The controversial Excess Crude Account (ECA) has been in the news since it was reported in December 2017 that President Muhammadu Buhari had obtained the approval of the National Executive Council (NEC) to withdraw USD 1 billion from the account to tackle the Boko Haram insurgency. Unsurprisingly, the approval to withdraw the funds has drawn suspicions both in respect of its timing in relation to the 2019 general elections and its supposed aim.
Indeed, the ECA has been controversial since its inception and it is a wonder that the current administration still runs the account. It was the belief of many that the ECA would be subsumed into the Sovereign Wealth Fund (SWF), which is at least established by statute. The SWF is structured to ensure more productivity and transparency. But it would appear that we needlessly run both fiscal funds.
The ECA is a government account used to save oil revenues in excess of the budgetary benchmark price. It was established in 2004 under the administration of President Olusegun Obasanjo. The misgivings about the account are so legendary that some writers have suggested the account had existed at the Central Bank of Nigeria (CBN) since the General Ibrahim Babangida administration. The account was popularly referred to as the ‘Gulf War Windfall,’ which later became the subject of a probe headed by the late Nigerian economist, Pius Okigbo.
The claim is that the succeeding military administrations of General Sani Abacha and General Abdulsalami Abubakar continued to maintain the account as some sort of slush fund controlled at the pleasure of the Head of State for extra-budgetary expenditure of the Federal Government. It is no wonder that the formal creation of the account in 2004 was met with a deep sense of mistrust, allegations of mismanagement and abuse; and a barrage of lawsuits have challenged its constitutionality and legality.
On the contrary, one of the reasons given for setting up the SWF was to address the controversies surrounding the legality of the ECA. The Nigeria Sovereign Investment Authority (NSIA) Act establishing the SWF was signed into law by President Goodluck Jonathan on the 26th of May, 2011 after it was passed by both houses of the National Assembly.
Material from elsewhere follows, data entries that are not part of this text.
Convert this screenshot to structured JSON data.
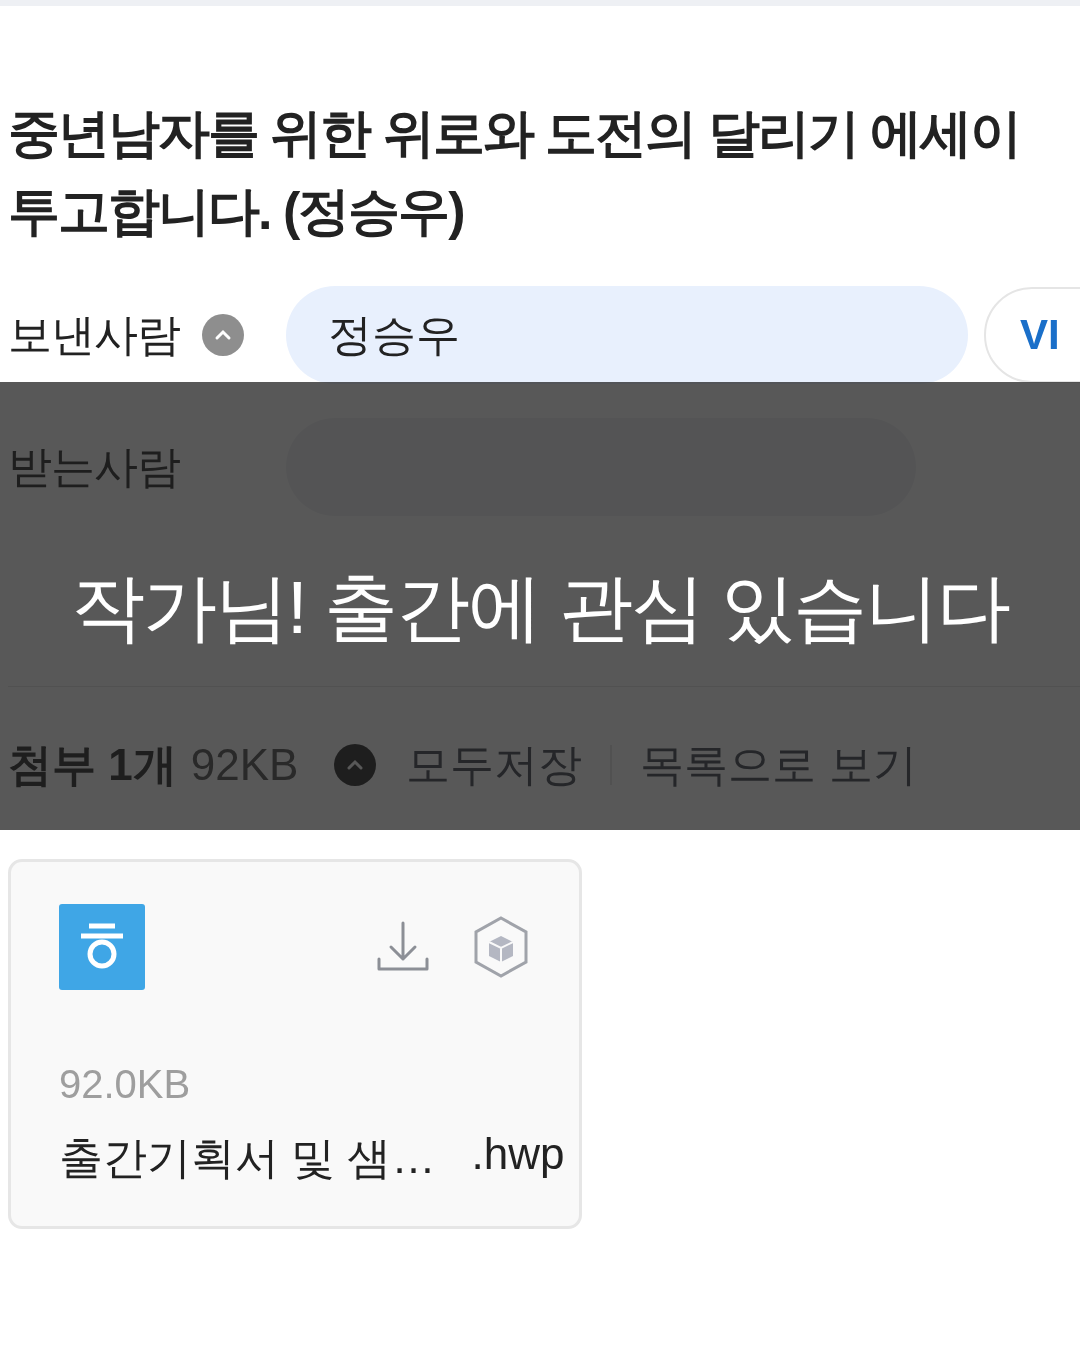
{
  "subject": "중년남자를 위한 위로와 도전의 달리기 에세이 투고합니다. (정승우)",
  "sender": {
    "label": "보낸사람",
    "name": "정승우",
    "badge": "VI"
  },
  "recipient": {
    "label": "받는사람"
  },
  "attachments": {
    "summary": "첨부 1개",
    "size": "92KB",
    "save_all": "모두저장",
    "list_view": "목록으로 보기",
    "files": [
      {
        "size": "92.0KB",
        "name": "출간기획서 및 샘…",
        "extension": ".hwp"
      }
    ]
  },
  "overlay": {
    "text": "작가님! 출간에 관심 있습니다"
  }
}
The CBN defined Sovereign Wealth Fund in a 2012 publication of its ‘Understanding Monetary Policy Series,’ as a state-owned investment fund, which comprises financial assets such as stocks, bonds,